Jeffrey Jackson. Photo by Srijita Chattopadhyay/ Ole Miss Digital Imaging Services

Jeffrey Jackson. Photo by Srijita Chattopadhyay/ Ole Miss Digital Imaging Services

As of December 2023, the group has also escorted more than 10,000 students and visitors on the UM Slavery Tour, a guided look at the history of slavery at the university, Ross said.

University archeologists have also begun work uncovering artifacts that could shed light on the life of enslaved people living on the estate of Robert Sheegog, which is now called Rowan Oak.

“Jeff and I may have been facilitators, but this has been a group effort, and this is certainly a group award,” Ross said. “Having a diversity of discipline in our group has been one of our greatest strengths. Different disciplines bring different expertise to the question.”

The history of slaves and their contributions to society were largely ignored for more than 150 years following emancipation, but the history of America is incomplete without including the story of slavery, Ross said.

“We’re at a point in our society where history is a discipline that is becoming very political,” he said. “That troubles me.

“It may not always be rosy, but if we decide as a society that we just simply don’t want to examine, critique, discuss and teach it, we’re doing a disservice not only to ourselves but to the individuals that come after us.”

Slavery has been the subject of historical investigation for a long time, including at Ole Miss, but previous generations of researchers often found it difficult to do this work, Jackson said.

“In some ways, we are the first generation of scholars to be able to do this,” he said. “Generations before us were often prevented or did not have had the support to do this work, even if they wanted to.

Charles Ross. Photo by Srijita Chattopadhyay/ Ole Miss Digital Imaging Services“Now is the time, and this is something that can bring people together. We’re going to be able to tell a more honest and complete story of this campus to future generations of students and visitors.”

Uncovering the stories of enslaved people also helps fill in the gaps of lineage for people who want to know who their ancestors are, Jackson said.

“There are families out there looking for their ancestors,” he said. “Their names are in our archives, and people are looking for them but will never find them if we don’t put in the work to make their stories known.

“This is an opportunity to share that knowledge and these findings with the public. There are a lot of things that have divided us, but exploring the truth of our nation is something that can bring us together.”

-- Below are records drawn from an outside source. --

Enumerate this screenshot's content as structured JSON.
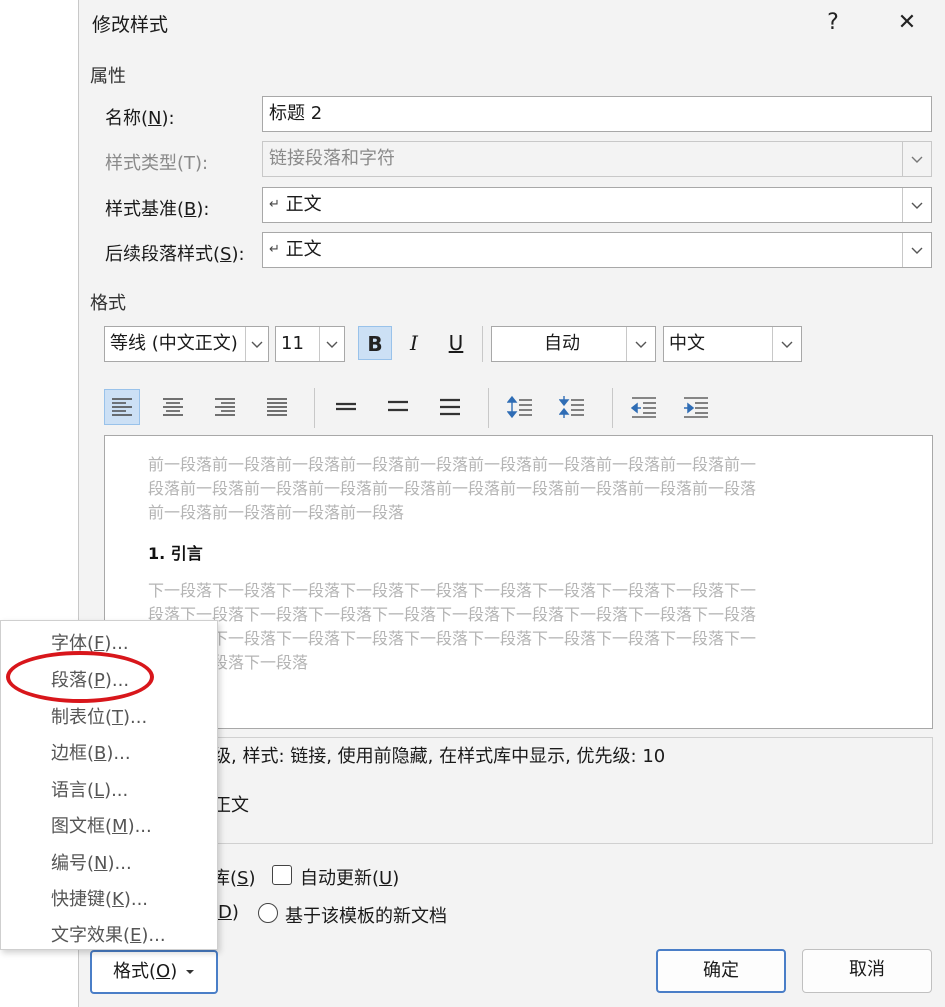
{
  "dialog": {
    "title": "修改样式",
    "help": "?",
    "close": "✕"
  },
  "properties": {
    "section": "属性",
    "name_label": "名称(N):",
    "name_value": "标题 2",
    "type_label": "样式类型(T):",
    "type_value": "链接段落和字符",
    "base_label": "样式基准(B):",
    "base_value": "正文",
    "next_label": "后续段落样式(S):",
    "next_value": "正文",
    "para_mark": "↵"
  },
  "format": {
    "section": "格式",
    "font": "等线 (中文正文)",
    "size": "11",
    "bold": "B",
    "italic": "I",
    "underline": "U",
    "color": "自动",
    "lang": "中文"
  },
  "preview": {
    "before_lines": [
      "前一段落前一段落前一段落前一段落前一段落前一段落前一段落前一段落前一段落前一",
      "段落前一段落前一段落前一段落前一段落前一段落前一段落前一段落前一段落前一段落",
      "前一段落前一段落前一段落前一段落"
    ],
    "heading": "1.  引言",
    "after_lines": [
      "下一段落下一段落下一段落下一段落下一段落下一段落下一段落下一段落下一段落下一",
      "段落下一段落下一段落下一段落下一段落下一段落下一段落下一段落下一段落下一段落",
      "下一段落下一段落下一段落下一段落下一段落下一段落下一段落下一段落下一段落下一",
      "段落下一段落下一段落"
    ]
  },
  "description": {
    "line1": "级, 样式: 链接, 使用前隐藏, 在样式库中显示, 优先级: 10",
    "line2": "正文"
  },
  "options": {
    "gallery_tail": "库(S)",
    "auto_update": "自动更新(U)",
    "doc_tail": "D)",
    "template": "基于该模板的新文档"
  },
  "buttons": {
    "format": "格式(O)",
    "ok": "确定",
    "cancel": "取消"
  },
  "menu": {
    "items": [
      "字体(F)...",
      "段落(P)...",
      "制表位(T)...",
      "边框(B)...",
      "语言(L)...",
      "图文框(M)...",
      "编号(N)...",
      "快捷键(K)...",
      "文字效果(E)..."
    ]
  },
  "colors": {
    "highlight": "#d8161b",
    "accent": "#4a7ec7"
  }
}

The society also recognized the ongoing Behind the Big House project for its work to interpret the history of slavery. Jodi Skipper, associate professor of anthropology and Southern studies, and Carolyn Freiwald, associate professor of anthropology, were among those who accepted the “Excellence in History” award on behalf of the project.